Ask the Expert: At What Age Should My Child Begin Piano Lessons?

Founder and artistic director of the New York Piano School says the optimal age to begin piano lessons is 6 years old. She explains why and also recommends how frequently your child should have lessons to ensure the most learning without feeling overwhelmed by the piano lesson.

Children should begin piano lessons at age 6, according to the founder and artistic director of New York Piano School, which provides private piano lessons to students of all ages throughout NYC and on Long Island. Here, founder Dina explains why 6 years old is a good age to begin piano lessons.

Piano KeysSix years old is a good age to start learning the piano. Sometimes they can start earlier at 5 or 4. It all depends on the maturity of the child. At 6, there's more understanding, first of all, of what's going on and they have developed skills to help them. Older children can more easily move in time with music or a beat. They have developed fine motor skills and can use fingers independently, which is very important when playing the piano. Older children also have well-developed hand-eye coordination that helps them in sight-reading of music.

At 6 or older, children have better knowledge of the alphabet, which is useful when learning notes – A, B, C, D, E, F, G. Sometimes they need to know these seven letters in reverse – G, F, E, D, C, B, A. On average, most 6- to 7-year-olds can read and use simple math. Reading is important when understanding assignments and math, such as adding or subtracting, is needed when learning about rhythm and counting the beats.

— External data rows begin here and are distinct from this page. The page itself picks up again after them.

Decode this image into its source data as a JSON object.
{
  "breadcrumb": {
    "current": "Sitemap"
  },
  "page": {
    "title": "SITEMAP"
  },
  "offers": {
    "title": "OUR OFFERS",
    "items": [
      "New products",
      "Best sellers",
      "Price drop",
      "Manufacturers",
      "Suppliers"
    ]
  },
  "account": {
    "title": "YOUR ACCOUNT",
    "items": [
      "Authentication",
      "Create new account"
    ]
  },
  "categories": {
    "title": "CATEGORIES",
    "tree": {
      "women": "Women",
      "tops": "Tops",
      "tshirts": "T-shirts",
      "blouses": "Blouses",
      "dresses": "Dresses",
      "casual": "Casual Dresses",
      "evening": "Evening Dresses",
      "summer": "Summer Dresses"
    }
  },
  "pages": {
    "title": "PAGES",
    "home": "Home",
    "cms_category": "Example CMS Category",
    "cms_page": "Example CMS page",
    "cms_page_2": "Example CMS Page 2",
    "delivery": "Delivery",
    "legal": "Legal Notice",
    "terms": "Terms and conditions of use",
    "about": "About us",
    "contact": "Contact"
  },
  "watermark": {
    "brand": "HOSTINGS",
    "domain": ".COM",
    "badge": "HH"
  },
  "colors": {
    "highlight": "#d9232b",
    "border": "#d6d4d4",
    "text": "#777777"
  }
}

Typically, older children have a longer attention span and they are emotionally more mature, which helps them stay focused and simply behave during a lesson. Studying piano, or actually any instrument, takes a lot of patience, concentration, and repetition. Younger children tend to get bored or frustrated more easily.

Ideally how frequent should lessons be at 6 years old?

At 6 years old, lessons should be once a week for about 30-45 minutes. The beginning of the lesson, maybe 15 minutes, involves greeting, getting the child to settle down, grabbing his attention focus first. Also at this age, a child’s attention span may not be that great. If the child is able to sit through a lesson longer than 30 minutes, gradually increase to 45 minutes a lesson.

Dina Paolucci is the founder and artistic director of New York Piano School that uses Russian Piano Pedagogy in private piano lessons in New York City and on Long Island for students of all ages and levels. This legendary method emphasizes technique, phrasing, touch and tone control by beginning with hearing, seeing, and playing, which differs from the American method of seeing, playing, then hearing.